“I remember the last layup that secured the title,” Hickman said.
That might be because Melvin Booker had to score it twice. Down 78-77, he drained a floater plus a foul with 16 seconds left, but officials reviewed the play then controversially called a double foul on Booker and the defender. The basket was disallowed, but the Tigers kept the ball. They ran the same play, and Booker made the same “and-one” shot with 12 seconds to go. His teammates mobbed him at center court moments later when Nebraska’s three-point attempt for the win rolled in and out at the buzzer. Hearnes howled.
“With the bowl, it’s unique,” Hickman said. “It’s a great atmosphere. It’s all right there and on top of the action. It gave it a great allure. Made it one of the toughest places to play.”
The old barn might not be able to take that level of bedlam if something similar happened today. Many characteristics of the arena are not up to code for what a modern one would have to follow, but due to when it was built, the 1972 safety codes were grandfathered in to keep Hearnes permissible today.
“You couldn’t build it this way today,” Hickman said.
The bowl came about because Hearnes Center – along with Memorial Stadium – wasn’t built on level ground, but rather in a ravine. Taking that into account, the west side of the building was built using piers that extended underground to even the surface. The piers on the east side of the building, which is on more level ground, aren’t as deep as those on the west side.

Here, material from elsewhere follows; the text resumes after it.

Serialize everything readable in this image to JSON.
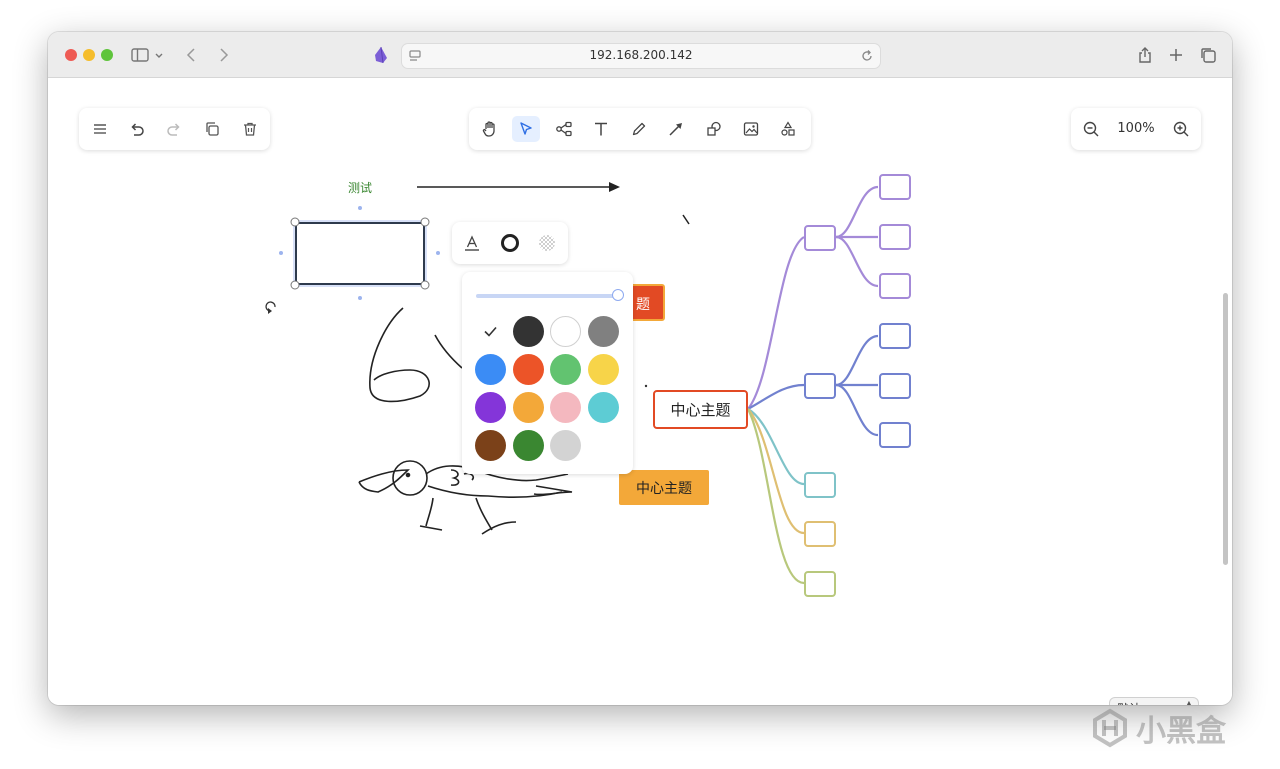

During construction, the original excavations were just for the bowl, using the piers as a way to hold up the sides of the building and keep the ground level. It quickly became clear that there needed to be restrooms and concessions on the first floor in addition to the second. More excavations were done around the original piers to give room for those facilities to be placed.

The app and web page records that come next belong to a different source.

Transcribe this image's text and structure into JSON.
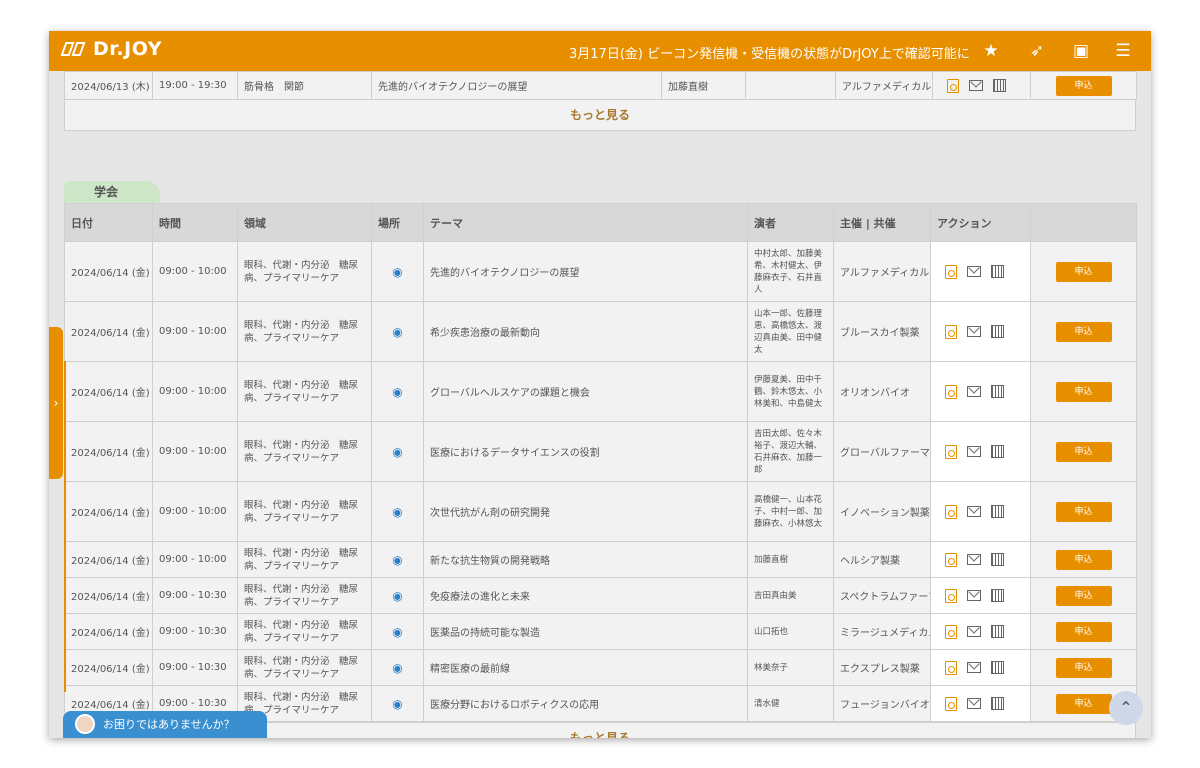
{
  "header": {
    "logo_text": "Dr.JOY",
    "notice": "3月17日(金) ビーコン発信機・受信機の状態がDrJOY上で確認可能に",
    "icons": [
      "star-icon",
      "send-icon",
      "play-icon",
      "menu-icon"
    ],
    "accent_color": "#e88f00"
  },
  "top_row": {
    "date": "2024/06/13 (木)",
    "time": "19:00 - 19:30",
    "field": "筋骨格　関節",
    "theme": "先進的バイオテクノロジーの展望",
    "speaker": "加藤直樹",
    "organizer": "アルファメディカル",
    "apply": "申込"
  },
  "more_label_top": "もっと見る",
  "section_tab": "学会",
  "columns": [
    "日付",
    "時間",
    "領域",
    "場所",
    "テーマ",
    "演者",
    "主催 | 共催",
    "アクション"
  ],
  "rows": [
    {
      "date": "2024/06/14 (金)",
      "time": "09:00 - 10:00",
      "field": "眼科、代謝・内分泌　糖尿病、プライマリーケア",
      "theme": "先進的バイオテクノロジーの展望",
      "speaker": "中村太郎、加藤美希、木村健太、伊藤麻衣子、石井直人",
      "organizer": "アルファメディカル",
      "apply": "申込"
    },
    {
      "date": "2024/06/14 (金)",
      "time": "09:00 - 10:00",
      "field": "眼科、代謝・内分泌　糖尿病、プライマリーケア",
      "theme": "希少疾患治療の最新動向",
      "speaker": "山本一郎、佐藤理恵、高橋悠太、渡辺真由美、田中健太",
      "organizer": "ブルースカイ製薬",
      "apply": "申込"
    },
    {
      "date": "2024/06/14 (金)",
      "time": "09:00 - 10:00",
      "field": "眼科、代謝・内分泌　糖尿病、プライマリーケア",
      "theme": "グローバルヘルスケアの課題と機会",
      "speaker": "伊藤夏美、田中千鶴、鈴木悠太、小林美和、中島健太",
      "organizer": "オリオンバイオ",
      "apply": "申込"
    },
    {
      "date": "2024/06/14 (金)",
      "time": "09:00 - 10:00",
      "field": "眼科、代謝・内分泌　糖尿病、プライマリーケア",
      "theme": "医療におけるデータサイエンスの役割",
      "speaker": "吉田太郎、佐々木裕子、渡辺大輔、石井麻衣、加藤一郎",
      "organizer": "グローバルファーマ",
      "apply": "申込"
    },
    {
      "date": "2024/06/14 (金)",
      "time": "09:00 - 10:00",
      "field": "眼科、代謝・内分泌　糖尿病、プライマリーケア",
      "theme": "次世代抗がん剤の研究開発",
      "speaker": "高橋健一、山本花子、中村一郎、加藤麻衣、小林悠太",
      "organizer": "イノベーション製薬",
      "apply": "申込"
    },
    {
      "date": "2024/06/14 (金)",
      "time": "09:00 - 10:00",
      "field": "眼科、代謝・内分泌　糖尿病、プライマリーケア",
      "theme": "新たな抗生物質の開発戦略",
      "speaker": "加藤直樹",
      "organizer": "ヘルシア製薬",
      "apply": "申込"
    },
    {
      "date": "2024/06/14 (金)",
      "time": "09:00 - 10:30",
      "field": "眼科、代謝・内分泌　糖尿病、プライマリーケア",
      "theme": "免疫療法の進化と未来",
      "speaker": "吉田真由美",
      "organizer": "スペクトラムファーマ",
      "apply": "申込"
    },
    {
      "date": "2024/06/14 (金)",
      "time": "09:00 - 10:30",
      "field": "眼科、代謝・内分泌　糖尿病、プライマリーケア",
      "theme": "医薬品の持続可能な製造",
      "speaker": "山口拓也",
      "organizer": "ミラージュメディカル",
      "apply": "申込"
    },
    {
      "date": "2024/06/14 (金)",
      "time": "09:00 - 10:30",
      "field": "眼科、代謝・内分泌　糖尿病、プライマリーケア",
      "theme": "精密医療の最前線",
      "speaker": "林美奈子",
      "organizer": "エクスプレス製薬",
      "apply": "申込"
    },
    {
      "date": "2024/06/14 (金)",
      "time": "09:00 - 10:30",
      "field": "眼科、代謝・内分泌　糖尿病、プライマリーケア",
      "theme": "医療分野におけるロボティクスの応用",
      "speaker": "清水健",
      "organizer": "フュージョンバイオ",
      "apply": "申込"
    }
  ],
  "more_label_bottom": "もっと見る",
  "help_label": "お困りではありませんか？"
}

The damage from last month’s water main break was due to and occurred on the west side of the building. The water entered the excavated space on the first floor, and due to the arena’s bowl design, the water and mud moved down to the playing floor.
While the flood damage to the floor has made Hearnes Center unplayable indefinitely, the removal of the playing floor revealed that original tartan floor. With that came a renewed appreciation for the beaten up, story-filled arena.
“It’s got some mystique about it,” Hickman said. “It makes it feel like everybody is part of the event. It’s very intimate. There are a lot of great memories with the intimate setting.”
Edited by Bennett Durando | email@example.com